_What to work on_. Among the entries below, count the lines with "pythonProject" in them and state the total without comment.

_Records for processing_.
§ §
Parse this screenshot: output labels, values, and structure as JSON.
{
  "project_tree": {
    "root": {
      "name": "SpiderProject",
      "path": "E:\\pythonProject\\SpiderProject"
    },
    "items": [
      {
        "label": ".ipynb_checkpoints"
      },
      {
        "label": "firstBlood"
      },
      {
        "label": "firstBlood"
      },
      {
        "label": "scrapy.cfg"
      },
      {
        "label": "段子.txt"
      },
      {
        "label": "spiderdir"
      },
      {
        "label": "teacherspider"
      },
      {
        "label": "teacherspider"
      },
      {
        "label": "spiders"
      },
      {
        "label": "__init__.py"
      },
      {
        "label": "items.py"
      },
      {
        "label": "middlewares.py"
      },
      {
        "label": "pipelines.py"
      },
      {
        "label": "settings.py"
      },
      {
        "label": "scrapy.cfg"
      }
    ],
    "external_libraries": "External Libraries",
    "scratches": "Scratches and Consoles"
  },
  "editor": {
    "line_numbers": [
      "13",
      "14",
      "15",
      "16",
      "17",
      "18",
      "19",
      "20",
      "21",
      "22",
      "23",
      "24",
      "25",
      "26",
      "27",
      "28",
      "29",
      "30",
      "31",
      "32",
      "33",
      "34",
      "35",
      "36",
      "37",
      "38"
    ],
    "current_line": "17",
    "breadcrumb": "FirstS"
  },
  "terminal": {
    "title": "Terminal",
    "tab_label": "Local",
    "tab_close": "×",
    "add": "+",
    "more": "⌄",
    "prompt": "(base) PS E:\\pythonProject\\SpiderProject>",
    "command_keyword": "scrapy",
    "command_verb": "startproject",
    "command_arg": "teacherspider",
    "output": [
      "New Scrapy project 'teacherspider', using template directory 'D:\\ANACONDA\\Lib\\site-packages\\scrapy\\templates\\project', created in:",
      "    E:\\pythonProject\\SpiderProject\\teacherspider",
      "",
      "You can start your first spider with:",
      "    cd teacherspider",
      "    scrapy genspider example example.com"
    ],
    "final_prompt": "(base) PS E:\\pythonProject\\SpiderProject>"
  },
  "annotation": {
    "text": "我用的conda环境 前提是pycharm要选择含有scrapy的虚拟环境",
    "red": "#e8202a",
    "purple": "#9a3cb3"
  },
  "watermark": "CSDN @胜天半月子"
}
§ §
_Reply_. 4